### [WORK INSTRUCTIONS]
Look through the material below and copy every line containing the word "PIANO".

### [TASK DATA]

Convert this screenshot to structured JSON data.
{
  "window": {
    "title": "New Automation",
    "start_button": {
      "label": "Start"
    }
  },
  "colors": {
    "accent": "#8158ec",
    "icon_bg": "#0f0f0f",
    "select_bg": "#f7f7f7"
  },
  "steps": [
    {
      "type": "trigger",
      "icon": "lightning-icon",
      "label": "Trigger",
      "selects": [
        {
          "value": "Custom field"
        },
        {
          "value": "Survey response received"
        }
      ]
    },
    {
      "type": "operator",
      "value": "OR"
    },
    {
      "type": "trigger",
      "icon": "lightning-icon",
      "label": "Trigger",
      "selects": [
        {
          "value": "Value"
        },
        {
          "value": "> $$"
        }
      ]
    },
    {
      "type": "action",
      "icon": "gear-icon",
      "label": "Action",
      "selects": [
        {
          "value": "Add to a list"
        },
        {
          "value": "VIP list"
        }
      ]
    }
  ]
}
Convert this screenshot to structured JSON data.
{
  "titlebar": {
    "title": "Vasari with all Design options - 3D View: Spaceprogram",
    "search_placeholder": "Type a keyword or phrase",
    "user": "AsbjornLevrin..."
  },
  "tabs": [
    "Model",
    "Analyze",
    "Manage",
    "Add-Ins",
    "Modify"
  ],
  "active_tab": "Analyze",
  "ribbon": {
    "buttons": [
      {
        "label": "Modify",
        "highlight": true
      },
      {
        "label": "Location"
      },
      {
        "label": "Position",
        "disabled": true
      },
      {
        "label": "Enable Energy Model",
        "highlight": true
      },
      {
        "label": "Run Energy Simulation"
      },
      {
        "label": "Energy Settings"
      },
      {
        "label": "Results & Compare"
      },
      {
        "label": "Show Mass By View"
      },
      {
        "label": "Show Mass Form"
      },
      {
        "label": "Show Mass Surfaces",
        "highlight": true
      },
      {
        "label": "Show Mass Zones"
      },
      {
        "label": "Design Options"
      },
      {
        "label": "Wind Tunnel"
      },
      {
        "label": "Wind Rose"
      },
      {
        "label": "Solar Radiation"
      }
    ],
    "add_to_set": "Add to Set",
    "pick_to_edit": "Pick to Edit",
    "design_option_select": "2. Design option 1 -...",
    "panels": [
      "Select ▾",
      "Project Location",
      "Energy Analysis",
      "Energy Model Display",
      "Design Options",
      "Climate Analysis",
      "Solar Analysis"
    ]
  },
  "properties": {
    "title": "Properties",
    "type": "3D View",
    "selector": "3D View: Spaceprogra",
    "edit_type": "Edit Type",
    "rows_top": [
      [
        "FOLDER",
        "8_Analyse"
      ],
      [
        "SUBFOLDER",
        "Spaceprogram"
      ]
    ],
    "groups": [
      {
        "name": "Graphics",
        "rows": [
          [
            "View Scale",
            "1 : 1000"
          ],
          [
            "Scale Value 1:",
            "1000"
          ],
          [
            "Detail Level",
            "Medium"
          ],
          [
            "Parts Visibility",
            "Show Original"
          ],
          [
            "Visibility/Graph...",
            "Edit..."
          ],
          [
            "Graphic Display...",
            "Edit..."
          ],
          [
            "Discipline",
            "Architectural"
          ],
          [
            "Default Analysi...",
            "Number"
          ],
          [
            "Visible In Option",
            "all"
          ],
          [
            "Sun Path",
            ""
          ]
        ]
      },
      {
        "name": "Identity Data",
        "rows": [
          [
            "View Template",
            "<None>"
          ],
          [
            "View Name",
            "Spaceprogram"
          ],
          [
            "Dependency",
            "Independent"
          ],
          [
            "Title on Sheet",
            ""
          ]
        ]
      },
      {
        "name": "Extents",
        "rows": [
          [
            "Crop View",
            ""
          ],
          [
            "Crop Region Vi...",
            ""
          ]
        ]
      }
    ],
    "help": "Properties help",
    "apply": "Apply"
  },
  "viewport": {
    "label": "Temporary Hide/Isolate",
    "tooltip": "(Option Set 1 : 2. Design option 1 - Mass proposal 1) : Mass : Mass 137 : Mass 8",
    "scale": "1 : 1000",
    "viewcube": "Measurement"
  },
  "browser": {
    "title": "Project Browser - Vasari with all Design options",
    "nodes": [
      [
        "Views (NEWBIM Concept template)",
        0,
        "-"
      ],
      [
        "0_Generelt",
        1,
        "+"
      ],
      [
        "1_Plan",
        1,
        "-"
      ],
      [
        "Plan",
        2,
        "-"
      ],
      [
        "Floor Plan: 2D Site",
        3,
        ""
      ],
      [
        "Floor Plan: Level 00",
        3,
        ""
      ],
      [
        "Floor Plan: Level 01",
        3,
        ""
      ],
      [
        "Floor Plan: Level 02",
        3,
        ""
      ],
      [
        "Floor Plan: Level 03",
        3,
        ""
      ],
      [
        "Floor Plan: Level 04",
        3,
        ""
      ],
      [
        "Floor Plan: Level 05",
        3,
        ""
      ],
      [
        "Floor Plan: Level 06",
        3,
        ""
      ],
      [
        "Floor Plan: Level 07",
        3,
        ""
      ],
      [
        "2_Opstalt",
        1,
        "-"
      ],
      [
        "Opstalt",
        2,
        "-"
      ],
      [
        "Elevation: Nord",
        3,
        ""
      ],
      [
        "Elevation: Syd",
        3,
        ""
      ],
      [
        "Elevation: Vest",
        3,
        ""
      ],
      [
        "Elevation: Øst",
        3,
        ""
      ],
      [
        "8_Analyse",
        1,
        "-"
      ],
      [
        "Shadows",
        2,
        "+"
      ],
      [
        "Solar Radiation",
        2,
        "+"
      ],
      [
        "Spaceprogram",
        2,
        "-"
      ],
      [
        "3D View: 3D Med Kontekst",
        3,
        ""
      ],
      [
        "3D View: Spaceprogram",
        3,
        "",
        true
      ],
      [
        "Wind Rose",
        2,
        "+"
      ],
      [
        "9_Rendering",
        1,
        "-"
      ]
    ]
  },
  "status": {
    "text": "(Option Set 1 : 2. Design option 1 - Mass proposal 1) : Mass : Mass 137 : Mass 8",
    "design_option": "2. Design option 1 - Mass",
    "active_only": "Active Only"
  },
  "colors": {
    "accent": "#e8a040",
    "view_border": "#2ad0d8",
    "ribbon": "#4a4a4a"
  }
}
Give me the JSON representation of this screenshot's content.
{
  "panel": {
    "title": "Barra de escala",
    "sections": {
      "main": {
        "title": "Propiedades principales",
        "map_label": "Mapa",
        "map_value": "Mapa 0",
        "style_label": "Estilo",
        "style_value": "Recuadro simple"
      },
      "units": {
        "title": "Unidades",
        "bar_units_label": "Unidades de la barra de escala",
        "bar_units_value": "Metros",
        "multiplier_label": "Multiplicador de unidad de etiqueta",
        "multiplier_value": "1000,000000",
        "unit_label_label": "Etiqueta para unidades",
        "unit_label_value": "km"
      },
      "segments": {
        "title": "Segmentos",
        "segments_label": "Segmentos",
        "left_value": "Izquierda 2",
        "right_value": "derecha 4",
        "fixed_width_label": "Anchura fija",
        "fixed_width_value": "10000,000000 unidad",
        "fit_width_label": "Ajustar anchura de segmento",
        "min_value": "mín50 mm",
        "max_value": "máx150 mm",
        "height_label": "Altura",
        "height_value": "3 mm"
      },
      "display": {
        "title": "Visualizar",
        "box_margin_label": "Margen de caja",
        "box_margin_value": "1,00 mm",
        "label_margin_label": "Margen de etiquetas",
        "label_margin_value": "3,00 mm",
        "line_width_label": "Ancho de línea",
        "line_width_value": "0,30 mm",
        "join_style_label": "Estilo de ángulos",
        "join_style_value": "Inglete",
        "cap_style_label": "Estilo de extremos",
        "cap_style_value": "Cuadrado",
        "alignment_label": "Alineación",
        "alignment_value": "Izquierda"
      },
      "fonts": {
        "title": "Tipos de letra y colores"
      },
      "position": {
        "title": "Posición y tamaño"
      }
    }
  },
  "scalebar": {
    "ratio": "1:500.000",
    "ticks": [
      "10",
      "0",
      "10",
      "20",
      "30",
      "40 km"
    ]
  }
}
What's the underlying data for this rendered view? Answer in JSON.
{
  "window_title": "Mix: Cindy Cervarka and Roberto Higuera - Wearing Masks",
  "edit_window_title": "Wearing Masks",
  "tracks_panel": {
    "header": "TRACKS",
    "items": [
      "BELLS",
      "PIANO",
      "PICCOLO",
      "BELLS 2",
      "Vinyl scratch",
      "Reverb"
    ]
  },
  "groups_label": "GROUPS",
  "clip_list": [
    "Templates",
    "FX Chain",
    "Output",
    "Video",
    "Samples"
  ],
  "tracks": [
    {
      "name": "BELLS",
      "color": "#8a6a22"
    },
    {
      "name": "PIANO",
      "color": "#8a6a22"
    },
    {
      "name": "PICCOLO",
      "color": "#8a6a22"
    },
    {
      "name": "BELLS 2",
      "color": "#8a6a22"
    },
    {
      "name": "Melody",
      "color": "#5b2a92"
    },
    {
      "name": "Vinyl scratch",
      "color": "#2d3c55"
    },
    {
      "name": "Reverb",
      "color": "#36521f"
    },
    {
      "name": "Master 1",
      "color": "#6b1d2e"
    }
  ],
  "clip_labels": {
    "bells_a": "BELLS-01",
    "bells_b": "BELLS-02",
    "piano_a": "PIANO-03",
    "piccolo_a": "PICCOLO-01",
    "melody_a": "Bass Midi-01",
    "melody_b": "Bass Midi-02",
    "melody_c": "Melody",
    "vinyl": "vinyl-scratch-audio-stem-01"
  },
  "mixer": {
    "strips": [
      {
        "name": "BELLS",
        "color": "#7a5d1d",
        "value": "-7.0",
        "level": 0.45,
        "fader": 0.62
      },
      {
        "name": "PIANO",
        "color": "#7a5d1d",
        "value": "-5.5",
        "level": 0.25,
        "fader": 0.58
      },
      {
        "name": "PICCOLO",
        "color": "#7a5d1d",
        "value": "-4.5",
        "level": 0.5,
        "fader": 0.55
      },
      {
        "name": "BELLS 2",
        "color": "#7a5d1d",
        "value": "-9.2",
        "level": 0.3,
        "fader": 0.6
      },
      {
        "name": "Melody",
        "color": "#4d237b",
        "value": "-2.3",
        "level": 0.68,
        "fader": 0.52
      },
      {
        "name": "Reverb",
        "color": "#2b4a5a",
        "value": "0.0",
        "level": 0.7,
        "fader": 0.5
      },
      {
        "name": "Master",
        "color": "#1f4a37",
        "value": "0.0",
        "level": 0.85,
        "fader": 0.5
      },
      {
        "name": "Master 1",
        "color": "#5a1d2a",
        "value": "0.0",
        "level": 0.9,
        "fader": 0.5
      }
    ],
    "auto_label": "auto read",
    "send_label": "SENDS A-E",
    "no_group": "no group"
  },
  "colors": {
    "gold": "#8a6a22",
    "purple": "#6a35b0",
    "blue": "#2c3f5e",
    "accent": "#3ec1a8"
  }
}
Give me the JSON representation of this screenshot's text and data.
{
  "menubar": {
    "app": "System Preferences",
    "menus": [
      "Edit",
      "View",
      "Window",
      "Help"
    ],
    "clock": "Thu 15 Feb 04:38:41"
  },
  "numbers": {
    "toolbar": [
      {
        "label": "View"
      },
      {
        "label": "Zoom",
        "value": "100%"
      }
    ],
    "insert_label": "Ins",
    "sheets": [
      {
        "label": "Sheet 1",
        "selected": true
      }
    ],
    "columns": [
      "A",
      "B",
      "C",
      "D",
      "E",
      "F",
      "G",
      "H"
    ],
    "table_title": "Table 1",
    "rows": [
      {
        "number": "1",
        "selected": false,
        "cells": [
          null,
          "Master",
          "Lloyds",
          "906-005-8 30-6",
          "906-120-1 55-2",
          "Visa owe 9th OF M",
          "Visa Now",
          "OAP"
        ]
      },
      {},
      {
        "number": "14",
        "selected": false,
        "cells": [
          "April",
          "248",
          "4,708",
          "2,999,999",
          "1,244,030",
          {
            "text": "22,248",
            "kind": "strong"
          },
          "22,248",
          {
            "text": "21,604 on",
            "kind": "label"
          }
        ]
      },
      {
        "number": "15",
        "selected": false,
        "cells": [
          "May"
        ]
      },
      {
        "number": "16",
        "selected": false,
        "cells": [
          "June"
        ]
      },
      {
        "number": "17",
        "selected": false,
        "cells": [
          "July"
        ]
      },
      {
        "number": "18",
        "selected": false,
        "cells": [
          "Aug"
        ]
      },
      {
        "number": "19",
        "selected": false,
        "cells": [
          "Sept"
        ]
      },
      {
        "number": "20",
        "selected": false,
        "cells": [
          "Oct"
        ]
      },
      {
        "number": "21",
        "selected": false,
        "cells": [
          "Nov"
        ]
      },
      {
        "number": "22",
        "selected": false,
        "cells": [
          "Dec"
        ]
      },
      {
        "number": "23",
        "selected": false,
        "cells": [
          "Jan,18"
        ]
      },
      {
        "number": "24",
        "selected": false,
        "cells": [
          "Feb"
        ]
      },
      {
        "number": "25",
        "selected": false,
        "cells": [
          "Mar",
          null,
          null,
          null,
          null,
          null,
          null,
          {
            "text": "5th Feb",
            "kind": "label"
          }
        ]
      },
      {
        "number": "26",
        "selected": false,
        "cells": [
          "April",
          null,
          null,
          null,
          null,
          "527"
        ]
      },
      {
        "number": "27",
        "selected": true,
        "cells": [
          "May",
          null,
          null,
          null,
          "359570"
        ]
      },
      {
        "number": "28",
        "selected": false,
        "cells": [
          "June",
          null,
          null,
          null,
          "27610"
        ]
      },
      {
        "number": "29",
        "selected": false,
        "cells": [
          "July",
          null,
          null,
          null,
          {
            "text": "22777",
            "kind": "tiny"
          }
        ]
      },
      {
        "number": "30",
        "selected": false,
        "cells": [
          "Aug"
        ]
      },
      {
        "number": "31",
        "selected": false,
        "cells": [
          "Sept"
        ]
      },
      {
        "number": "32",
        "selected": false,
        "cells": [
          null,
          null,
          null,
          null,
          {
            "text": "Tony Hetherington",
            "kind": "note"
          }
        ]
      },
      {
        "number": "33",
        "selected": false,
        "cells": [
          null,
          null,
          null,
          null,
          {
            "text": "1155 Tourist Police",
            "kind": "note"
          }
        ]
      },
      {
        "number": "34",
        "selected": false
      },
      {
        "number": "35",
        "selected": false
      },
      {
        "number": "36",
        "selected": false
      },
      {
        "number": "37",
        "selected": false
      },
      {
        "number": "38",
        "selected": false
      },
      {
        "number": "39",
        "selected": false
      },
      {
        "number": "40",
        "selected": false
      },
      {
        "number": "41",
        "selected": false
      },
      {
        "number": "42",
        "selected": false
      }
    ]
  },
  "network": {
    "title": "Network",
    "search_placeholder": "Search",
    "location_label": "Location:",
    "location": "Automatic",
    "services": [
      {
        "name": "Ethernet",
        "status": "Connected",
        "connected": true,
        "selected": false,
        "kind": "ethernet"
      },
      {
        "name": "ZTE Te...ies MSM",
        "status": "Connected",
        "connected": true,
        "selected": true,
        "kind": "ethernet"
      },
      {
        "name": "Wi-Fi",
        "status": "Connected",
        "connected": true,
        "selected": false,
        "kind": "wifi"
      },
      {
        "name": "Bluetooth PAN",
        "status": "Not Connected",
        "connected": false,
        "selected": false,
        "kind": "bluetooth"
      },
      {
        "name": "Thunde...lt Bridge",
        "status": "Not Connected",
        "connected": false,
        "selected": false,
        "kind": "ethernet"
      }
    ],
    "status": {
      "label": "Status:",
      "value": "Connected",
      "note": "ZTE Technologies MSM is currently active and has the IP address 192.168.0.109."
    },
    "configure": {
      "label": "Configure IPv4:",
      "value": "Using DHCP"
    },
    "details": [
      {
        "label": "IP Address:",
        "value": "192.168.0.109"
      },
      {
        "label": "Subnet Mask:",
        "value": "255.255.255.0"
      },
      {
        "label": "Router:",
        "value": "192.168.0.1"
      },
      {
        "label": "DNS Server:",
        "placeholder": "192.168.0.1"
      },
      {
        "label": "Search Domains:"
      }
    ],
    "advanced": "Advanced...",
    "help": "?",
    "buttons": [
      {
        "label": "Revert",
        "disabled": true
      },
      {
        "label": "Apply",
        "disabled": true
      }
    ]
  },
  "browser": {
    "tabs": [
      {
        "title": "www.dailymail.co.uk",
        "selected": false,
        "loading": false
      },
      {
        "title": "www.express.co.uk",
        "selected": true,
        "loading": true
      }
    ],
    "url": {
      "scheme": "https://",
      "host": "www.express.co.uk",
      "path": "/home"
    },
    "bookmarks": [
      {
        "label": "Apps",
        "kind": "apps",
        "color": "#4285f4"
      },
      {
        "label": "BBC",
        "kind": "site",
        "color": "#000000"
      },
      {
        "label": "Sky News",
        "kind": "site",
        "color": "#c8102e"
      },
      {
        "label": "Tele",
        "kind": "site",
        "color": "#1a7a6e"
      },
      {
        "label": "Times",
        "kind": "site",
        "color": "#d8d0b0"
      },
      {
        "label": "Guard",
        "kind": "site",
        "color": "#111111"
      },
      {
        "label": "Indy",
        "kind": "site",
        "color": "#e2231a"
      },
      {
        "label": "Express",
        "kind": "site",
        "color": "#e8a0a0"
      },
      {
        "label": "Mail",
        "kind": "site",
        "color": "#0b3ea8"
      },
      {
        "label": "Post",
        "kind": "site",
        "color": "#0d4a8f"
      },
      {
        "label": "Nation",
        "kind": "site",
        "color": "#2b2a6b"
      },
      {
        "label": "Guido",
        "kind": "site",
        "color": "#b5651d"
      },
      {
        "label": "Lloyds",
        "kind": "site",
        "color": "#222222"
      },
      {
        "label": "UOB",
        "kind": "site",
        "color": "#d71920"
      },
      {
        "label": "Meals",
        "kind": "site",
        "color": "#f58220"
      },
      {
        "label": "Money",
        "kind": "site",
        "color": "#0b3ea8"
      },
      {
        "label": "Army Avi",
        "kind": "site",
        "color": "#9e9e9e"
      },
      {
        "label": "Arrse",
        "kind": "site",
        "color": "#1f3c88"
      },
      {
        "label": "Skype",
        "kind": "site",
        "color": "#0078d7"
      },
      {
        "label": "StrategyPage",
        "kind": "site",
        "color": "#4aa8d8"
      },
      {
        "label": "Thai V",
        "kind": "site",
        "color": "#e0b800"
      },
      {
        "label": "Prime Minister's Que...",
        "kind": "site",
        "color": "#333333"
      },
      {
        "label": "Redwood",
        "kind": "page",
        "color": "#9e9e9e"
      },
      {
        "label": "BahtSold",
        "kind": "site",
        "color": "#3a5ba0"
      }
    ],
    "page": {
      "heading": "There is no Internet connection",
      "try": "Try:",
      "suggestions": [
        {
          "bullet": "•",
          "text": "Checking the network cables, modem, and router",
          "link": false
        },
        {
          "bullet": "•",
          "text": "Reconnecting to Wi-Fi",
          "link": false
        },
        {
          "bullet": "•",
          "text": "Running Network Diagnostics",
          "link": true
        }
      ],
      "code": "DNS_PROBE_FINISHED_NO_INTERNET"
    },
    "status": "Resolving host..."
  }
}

### [RESULT]
      "PIANO",
      "name": "PIANO",
    "piano_a": "PIANO-03",
        "name": "PIANO",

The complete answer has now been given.